Work instructions: From the records below, take each line where the string "badge" shows up and copy it.

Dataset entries
== Segment start ==
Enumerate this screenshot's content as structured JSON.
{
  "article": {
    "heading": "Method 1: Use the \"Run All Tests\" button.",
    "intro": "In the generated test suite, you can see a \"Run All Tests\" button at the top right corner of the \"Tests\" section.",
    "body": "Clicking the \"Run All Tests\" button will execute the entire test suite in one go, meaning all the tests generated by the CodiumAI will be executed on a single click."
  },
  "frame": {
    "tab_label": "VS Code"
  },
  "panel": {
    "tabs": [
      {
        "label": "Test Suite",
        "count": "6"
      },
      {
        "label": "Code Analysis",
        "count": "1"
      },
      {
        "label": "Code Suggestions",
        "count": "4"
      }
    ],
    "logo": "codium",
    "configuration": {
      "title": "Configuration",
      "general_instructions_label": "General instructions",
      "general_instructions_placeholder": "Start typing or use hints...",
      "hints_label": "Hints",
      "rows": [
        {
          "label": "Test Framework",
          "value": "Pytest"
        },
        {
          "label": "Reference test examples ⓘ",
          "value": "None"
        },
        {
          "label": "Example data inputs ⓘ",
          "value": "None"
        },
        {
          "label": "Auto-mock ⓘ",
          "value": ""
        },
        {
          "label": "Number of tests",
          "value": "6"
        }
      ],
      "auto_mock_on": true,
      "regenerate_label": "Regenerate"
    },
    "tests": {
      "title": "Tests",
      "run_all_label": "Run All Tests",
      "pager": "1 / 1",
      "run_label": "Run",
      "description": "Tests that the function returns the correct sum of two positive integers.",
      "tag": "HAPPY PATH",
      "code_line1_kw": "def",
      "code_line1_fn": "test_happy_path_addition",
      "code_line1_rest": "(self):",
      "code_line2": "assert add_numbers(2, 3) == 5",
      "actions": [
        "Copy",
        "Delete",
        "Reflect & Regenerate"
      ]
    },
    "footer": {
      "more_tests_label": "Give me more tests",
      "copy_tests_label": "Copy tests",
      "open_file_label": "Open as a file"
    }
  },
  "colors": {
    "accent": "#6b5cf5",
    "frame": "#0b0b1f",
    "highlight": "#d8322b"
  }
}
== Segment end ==
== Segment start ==
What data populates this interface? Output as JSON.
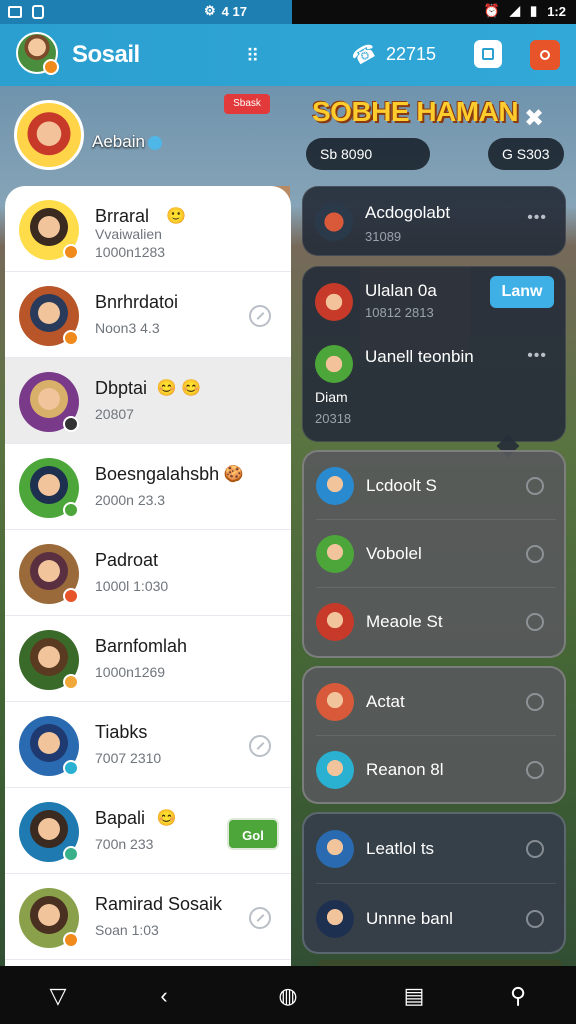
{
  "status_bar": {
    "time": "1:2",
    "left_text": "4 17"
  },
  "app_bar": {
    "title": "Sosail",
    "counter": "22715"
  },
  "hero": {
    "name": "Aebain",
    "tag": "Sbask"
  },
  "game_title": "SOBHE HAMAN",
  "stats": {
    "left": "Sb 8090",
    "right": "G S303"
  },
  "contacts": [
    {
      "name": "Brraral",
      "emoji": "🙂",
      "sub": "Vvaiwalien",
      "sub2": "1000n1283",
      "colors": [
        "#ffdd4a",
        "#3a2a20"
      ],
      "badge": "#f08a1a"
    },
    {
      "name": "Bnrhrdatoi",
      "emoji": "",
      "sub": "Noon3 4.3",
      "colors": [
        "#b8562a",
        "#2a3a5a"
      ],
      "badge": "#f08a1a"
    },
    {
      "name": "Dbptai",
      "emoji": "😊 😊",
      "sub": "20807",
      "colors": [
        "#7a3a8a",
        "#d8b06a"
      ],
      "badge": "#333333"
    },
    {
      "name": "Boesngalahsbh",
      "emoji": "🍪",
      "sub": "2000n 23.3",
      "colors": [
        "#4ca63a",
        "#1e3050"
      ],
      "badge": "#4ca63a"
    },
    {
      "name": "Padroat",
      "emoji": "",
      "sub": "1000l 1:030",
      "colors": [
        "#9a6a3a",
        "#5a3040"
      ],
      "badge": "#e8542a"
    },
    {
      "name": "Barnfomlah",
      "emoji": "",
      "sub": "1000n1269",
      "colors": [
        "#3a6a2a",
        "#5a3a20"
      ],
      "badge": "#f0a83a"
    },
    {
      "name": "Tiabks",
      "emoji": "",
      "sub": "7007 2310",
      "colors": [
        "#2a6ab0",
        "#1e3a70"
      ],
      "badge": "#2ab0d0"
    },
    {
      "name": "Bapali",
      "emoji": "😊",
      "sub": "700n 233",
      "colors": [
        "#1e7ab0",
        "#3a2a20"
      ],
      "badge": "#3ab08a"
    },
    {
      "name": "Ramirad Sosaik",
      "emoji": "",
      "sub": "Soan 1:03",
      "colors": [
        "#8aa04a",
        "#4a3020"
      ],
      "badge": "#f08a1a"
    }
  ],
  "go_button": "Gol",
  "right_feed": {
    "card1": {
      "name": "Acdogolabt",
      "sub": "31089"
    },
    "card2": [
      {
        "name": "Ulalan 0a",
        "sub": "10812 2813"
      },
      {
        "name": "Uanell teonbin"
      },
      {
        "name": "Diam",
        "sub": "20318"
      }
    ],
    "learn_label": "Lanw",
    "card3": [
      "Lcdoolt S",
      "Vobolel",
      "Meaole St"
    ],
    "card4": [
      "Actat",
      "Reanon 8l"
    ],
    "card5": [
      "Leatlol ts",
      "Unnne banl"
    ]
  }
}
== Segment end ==
Output of the exercise:
      "badge": "#f08a1a"
      "badge": "#f08a1a"
      "badge": "#333333"
      "badge": "#4ca63a"
      "badge": "#e8542a"
      "badge": "#f0a83a"
      "badge": "#2ab0d0"
      "badge": "#3ab08a"
      "badge": "#f08a1a"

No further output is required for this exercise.